From her early days and establishing the first specialist multidisciplinary clinics in Ireland for neurological  conditions, to her current role as National Clinical Lead in Neurology for the Health Service Executive, Professor Hardiman has been an inspirational leader who has ensured that research delivers for health.

The transformative impact of Professor Hardiman’s research at a glance
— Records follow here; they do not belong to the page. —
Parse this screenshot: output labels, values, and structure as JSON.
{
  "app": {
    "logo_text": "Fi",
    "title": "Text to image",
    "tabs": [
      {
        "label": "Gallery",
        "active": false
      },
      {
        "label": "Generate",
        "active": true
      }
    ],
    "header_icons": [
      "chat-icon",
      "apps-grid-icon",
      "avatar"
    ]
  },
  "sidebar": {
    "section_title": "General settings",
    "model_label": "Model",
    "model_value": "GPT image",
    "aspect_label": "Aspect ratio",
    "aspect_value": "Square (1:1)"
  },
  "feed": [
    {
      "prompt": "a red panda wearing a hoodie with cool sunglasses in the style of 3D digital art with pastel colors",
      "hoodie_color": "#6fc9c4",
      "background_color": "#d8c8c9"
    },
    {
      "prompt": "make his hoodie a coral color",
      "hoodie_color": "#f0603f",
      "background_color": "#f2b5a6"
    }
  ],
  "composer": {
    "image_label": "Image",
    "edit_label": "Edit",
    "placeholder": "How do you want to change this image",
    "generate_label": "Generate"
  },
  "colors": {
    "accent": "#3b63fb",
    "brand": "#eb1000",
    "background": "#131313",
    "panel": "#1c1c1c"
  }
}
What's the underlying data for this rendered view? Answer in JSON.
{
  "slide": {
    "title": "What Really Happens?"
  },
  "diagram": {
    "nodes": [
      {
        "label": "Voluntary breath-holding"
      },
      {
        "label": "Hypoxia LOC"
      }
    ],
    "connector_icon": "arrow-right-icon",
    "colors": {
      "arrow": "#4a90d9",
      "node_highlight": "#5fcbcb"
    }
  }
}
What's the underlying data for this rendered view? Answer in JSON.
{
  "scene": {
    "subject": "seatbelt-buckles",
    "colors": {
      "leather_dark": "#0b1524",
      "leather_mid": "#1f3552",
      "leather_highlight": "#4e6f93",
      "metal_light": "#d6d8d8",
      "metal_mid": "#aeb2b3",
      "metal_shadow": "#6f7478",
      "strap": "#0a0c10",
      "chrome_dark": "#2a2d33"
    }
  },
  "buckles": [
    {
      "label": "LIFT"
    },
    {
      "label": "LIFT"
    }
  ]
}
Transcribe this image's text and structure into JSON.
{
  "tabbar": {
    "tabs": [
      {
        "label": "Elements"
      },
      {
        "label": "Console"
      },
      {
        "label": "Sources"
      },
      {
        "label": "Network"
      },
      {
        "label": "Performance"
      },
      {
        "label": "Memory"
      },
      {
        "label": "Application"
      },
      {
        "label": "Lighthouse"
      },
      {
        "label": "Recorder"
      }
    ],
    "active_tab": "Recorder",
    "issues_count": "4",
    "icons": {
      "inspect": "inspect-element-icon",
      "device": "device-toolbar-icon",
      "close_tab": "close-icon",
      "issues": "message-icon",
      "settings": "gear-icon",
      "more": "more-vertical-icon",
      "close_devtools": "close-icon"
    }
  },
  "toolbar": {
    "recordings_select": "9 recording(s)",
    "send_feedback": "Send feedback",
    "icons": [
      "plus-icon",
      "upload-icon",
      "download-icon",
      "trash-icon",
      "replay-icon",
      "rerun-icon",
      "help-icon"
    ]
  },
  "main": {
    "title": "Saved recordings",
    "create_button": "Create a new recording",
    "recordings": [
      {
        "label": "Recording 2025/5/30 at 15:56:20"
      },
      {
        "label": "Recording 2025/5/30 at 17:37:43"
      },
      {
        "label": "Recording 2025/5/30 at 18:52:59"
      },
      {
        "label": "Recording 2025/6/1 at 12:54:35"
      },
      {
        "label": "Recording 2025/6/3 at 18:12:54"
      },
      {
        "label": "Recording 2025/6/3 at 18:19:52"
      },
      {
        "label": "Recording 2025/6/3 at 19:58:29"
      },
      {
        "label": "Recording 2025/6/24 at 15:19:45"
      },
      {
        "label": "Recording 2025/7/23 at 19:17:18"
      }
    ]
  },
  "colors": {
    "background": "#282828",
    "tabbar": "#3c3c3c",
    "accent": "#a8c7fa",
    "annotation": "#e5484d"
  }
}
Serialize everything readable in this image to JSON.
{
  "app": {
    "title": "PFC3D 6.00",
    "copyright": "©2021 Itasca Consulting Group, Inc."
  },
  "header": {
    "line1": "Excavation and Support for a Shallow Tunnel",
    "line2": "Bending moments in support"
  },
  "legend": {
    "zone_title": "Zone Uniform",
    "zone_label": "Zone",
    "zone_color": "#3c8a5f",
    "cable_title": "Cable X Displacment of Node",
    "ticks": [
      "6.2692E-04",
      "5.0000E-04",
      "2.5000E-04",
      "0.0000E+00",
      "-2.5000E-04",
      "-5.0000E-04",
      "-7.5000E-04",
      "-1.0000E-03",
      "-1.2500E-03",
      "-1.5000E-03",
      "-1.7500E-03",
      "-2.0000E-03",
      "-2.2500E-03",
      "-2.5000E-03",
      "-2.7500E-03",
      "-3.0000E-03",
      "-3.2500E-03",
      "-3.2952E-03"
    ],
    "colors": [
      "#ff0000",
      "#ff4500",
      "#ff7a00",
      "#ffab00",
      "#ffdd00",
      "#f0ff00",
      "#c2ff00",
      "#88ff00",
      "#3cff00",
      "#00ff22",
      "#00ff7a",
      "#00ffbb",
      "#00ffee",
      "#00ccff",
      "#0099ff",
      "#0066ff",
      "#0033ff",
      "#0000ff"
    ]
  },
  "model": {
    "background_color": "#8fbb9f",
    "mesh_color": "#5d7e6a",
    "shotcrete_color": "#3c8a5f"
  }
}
  • Professor Hardiman’s early scientific work provided new insights into the complex genetic components of neurogenerative disease.
  • Her HRB-funded research has supported the longest running population-based Register for Amyotrophic Sclerosis / Motor Neuron Disease in the world. This has inspired similar registers in the US and Latin America to which she has also contributed her expertise.
  • Orla created the first multidisciplinary clinics for patients with neurological conditions. In those she championed the inclusion of voluntary organisations as part of the team, leading to a true integrating between hospital and community-based care. That practice continues in her clinics to this day. 
  • Her early work led to the first Standard of Care for Neurological Conditions, and these were instrumental in the establishment of the 2003 Comhairle na nOispideal report on Neurological services in Ireland, which led to an increase in the number of Neurologists across Ireland from 11 in 1996, to over 40 currently in post.
  • Her clinical management of ALS/MND also directly informed the 2016 HSE Model of Care for Neurology.
  • She established a Motor Neuron Disease clinic at Beaumont Hospital which has gone on to become the national centre for MND and which provides direct care for over 80% of Irish patients with ALS. It is also recognised as a European and global centre of excellence.
  • Orla has forged a career that has inspired and motivated a generation of health researchers. She has supervised 29 PhDs, four MDs, over ten post docs and ten Consultant Neurologists.

Orla spoke of the importance and privilege of collaborative work with colleagues and students:

I am aware that professional success never occurs in isolation, and I am very fortunate to have been motivated by the many exceptionally bright students and trainees with whom I have worked throughout my professional life, all of whom have shaped my research career and outlook. It remains a great privilege to be able to support the wide range of cutting-edge scientific projects within our research group, of which I am very proud.  And particularly as a mature woman, I appreciate the opportunity I have to continue to mentor younger female clinician scientists as they juggle career, family life and research.

I am also truly fortunate to collaborate with many wonderful international colleagues, those like-minded clinician scientists across the world with whom I share a passion for high quality clinical research.

In her closing comments, Orla remembered the patients and families who have been part of her research:

And finally, it is very important to recognise that all of our clinical research work has been built around the personal tragedies of those who have been diagnosed with motor neuron disease and related conditions. We are very thankful to the thousands of individuals and their families who continue to allow us to study and learn from their journeys.

You can find out more about Professor Hardiman’s career highlights and research under the following: